Republished extract from the Australian Plant Phenomics Facility blog.
What are ‘good bugs’? What is Integrated Pest Management? What is the APPF’s approach to a harmonious plant growth environment?
Science fiction couldn’t write it better… ‘A wasp homes in on its prey, detecting the distress signals of an infested plant and the honeydew secretions of hungry aphids. It locates and injects a living aphid with an egg, which in time, hatches inside the aphid and consumes it from the inside. Two weeks later an adult wasp will burst out from the mummified shell of the now dead aphid…’
Sounds awful right? But this is nature, integrated pest management and agroecology at work. And if you have a crop to protect, it’s exciting!
Most insects are beneficial. In natural ecosystems, pest species are kept under control by climatic conditions, food availability and natural enemies. In a production environment, natural enemies, known as beneficials, are organisms that feed on or otherwise kill the target pest. They may be predatory insects or parasitoids, fungi, bacteria, viruses or insect feeding birds.
Why is the APPF ‘bugging out’?
Every day we watch closely over the environments of the plants in our care, monitoring heat, light, water, soil and so on. But it is a well-known fact, no matter how well managed your growth environment is, bugs have a way of finding their way in. These troublesome types may include Western Flower thrips (Frankliniella ocidentalis), various aphids, two-spotted mites (Tetranychus urticae) and greenhouse whiteflies (Trialeurodes vaporariorum) to name a few.
Around the world, growers, farmers, researchers and horticulturalists have used chemical spraying to manage these pests, however, many pests are now showing clear signs of acquired resistance to chemical controls. Use of stronger chemicals such as organophosphates usually only deliver a temporary drop in numbers and increase exposure risks to the operator, staff and researchers who may later handle the plants.

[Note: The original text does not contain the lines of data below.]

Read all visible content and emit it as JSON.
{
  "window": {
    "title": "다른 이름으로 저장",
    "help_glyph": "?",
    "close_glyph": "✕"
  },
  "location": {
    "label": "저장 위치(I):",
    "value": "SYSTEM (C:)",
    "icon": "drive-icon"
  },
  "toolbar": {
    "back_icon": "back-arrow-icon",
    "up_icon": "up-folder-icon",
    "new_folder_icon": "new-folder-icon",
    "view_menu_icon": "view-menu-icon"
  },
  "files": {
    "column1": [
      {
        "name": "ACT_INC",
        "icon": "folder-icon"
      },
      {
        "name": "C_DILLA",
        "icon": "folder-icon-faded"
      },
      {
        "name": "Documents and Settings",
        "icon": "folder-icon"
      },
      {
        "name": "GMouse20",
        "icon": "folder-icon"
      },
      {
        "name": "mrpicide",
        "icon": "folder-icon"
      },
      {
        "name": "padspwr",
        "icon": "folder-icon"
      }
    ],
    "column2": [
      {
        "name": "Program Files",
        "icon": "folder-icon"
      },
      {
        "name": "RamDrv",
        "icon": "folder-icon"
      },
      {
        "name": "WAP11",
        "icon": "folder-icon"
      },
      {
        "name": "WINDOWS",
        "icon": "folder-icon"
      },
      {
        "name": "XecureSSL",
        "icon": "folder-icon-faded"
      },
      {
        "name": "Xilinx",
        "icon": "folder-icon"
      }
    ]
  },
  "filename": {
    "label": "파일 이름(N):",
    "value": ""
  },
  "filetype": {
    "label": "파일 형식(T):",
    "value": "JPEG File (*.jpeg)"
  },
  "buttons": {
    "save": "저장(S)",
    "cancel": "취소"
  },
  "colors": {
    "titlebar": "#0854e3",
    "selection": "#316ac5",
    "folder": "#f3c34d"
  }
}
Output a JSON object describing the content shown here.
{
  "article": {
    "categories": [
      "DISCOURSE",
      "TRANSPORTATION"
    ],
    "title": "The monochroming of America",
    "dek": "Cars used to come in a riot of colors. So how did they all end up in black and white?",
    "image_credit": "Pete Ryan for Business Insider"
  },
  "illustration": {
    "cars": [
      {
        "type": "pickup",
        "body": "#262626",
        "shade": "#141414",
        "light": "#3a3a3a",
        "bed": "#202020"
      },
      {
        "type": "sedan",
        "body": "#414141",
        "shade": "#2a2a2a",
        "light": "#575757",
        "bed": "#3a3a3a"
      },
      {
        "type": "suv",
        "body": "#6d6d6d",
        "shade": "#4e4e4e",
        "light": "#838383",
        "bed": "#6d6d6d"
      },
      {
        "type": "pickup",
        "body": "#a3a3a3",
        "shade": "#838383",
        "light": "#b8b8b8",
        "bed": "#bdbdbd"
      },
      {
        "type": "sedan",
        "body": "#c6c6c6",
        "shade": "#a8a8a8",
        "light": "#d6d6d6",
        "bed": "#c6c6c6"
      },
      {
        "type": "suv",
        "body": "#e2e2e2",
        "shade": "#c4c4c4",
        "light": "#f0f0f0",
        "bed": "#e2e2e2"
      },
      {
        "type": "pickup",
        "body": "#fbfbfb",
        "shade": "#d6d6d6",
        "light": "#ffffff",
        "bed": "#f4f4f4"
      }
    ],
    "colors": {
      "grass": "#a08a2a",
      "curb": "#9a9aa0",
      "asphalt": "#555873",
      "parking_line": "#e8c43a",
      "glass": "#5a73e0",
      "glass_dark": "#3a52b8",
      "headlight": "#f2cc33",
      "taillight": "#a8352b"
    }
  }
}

With a clear view to ensuring the safety of our plants, our staff, our users and our environment, our horticulture team investigated the Integrated Pest Management (IPM) principles being embraced by the commercial horticulture industry across protected and field crops. By using IPM, also known as Integrated Crop Protection (ICP), the growers are able to achieve better value out of fewer insecticides while improving the control of pests.
So, what is the APPF doing for IPM?
The APPF Adelaide node now runs a regular fortnightly program, releasing predatory mites and insects into the greenhouses.
“We rotate a variety of predators that prey on all lifecycle stages, from larvae through to adult pests. The use of pesticides in this regime is, of course, counterproductive, as there is often a 3-8 week period where residues will kill the beneficial predators. When introducing an IPM plan make sure you learn what the different life-cycle stages look like for both beneficial insects and pests – you don’t want to accidentally wage war on the ‘good guys’,” explained Robin Hosking, Manager, Horticulture.
“As an example of the effectiveness of our IPM, we have greenhouse rooms that have not been sprayed for 3 months and the pests are well controlled. Previously I had been spraying these rooms as often as weekly to fortnightly.”